TASK OBJECTIVE
All that is needed is every line of the listing below that has "Explaining".

EXERCISE MATERIAL below:

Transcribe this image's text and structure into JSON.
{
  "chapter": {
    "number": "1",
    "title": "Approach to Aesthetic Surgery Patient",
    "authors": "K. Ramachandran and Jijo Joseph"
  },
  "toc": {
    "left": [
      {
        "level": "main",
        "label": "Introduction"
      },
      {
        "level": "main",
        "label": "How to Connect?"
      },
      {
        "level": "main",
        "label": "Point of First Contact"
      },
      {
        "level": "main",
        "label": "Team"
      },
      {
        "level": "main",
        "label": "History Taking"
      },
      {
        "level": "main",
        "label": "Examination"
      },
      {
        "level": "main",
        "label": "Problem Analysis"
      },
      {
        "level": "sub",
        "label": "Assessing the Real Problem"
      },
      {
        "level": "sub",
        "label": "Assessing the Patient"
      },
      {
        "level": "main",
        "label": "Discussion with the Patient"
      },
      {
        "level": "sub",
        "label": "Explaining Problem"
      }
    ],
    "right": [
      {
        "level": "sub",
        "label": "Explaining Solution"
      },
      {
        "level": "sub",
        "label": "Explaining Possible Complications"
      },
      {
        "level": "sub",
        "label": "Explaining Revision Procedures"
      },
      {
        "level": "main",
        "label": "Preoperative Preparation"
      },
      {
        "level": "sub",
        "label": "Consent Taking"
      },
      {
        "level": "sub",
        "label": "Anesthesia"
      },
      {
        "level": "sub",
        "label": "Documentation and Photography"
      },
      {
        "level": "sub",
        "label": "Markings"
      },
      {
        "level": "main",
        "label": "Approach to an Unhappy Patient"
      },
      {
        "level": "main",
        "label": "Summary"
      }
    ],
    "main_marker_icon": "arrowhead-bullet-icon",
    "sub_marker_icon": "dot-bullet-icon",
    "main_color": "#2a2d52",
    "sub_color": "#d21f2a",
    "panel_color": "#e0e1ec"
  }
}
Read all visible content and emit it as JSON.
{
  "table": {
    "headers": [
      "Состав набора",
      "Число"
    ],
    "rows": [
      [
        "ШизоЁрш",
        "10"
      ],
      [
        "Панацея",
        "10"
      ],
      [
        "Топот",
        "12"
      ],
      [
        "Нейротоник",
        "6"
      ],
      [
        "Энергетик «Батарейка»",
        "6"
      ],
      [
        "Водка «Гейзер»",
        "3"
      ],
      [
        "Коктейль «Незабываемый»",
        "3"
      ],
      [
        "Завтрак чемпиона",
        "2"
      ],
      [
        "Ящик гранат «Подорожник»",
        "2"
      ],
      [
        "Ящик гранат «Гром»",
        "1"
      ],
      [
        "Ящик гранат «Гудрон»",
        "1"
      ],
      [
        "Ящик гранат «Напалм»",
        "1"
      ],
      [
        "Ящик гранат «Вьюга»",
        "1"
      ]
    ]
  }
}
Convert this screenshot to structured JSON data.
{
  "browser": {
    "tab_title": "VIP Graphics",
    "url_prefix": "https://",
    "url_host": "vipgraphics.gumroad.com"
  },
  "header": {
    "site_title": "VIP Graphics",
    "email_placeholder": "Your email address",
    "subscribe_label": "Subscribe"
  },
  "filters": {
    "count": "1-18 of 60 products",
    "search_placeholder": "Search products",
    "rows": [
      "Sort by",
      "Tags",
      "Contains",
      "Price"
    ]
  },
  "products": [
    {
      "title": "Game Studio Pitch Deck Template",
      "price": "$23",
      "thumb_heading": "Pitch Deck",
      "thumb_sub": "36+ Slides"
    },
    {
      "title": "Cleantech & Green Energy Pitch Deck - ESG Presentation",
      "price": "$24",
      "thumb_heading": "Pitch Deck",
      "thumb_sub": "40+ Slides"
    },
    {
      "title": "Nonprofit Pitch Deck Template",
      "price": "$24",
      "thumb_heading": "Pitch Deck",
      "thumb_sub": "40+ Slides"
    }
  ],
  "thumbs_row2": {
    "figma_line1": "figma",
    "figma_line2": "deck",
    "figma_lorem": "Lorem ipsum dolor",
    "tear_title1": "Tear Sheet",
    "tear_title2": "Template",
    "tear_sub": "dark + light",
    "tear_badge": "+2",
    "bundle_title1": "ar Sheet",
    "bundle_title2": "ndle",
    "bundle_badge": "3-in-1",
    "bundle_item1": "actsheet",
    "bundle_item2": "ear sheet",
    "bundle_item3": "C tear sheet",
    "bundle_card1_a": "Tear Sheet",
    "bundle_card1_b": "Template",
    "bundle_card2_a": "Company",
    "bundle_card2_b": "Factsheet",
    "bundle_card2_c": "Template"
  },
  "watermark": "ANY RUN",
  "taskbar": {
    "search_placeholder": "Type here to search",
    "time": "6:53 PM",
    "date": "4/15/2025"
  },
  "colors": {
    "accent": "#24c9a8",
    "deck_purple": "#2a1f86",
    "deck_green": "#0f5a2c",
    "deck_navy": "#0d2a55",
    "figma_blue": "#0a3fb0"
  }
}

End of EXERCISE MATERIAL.

COMPLETED EXERCISE
        "label": "Explaining Problem"
        "label": "Explaining Solution"
        "label": "Explaining Possible Complications"
        "label": "Explaining Revision Procedures"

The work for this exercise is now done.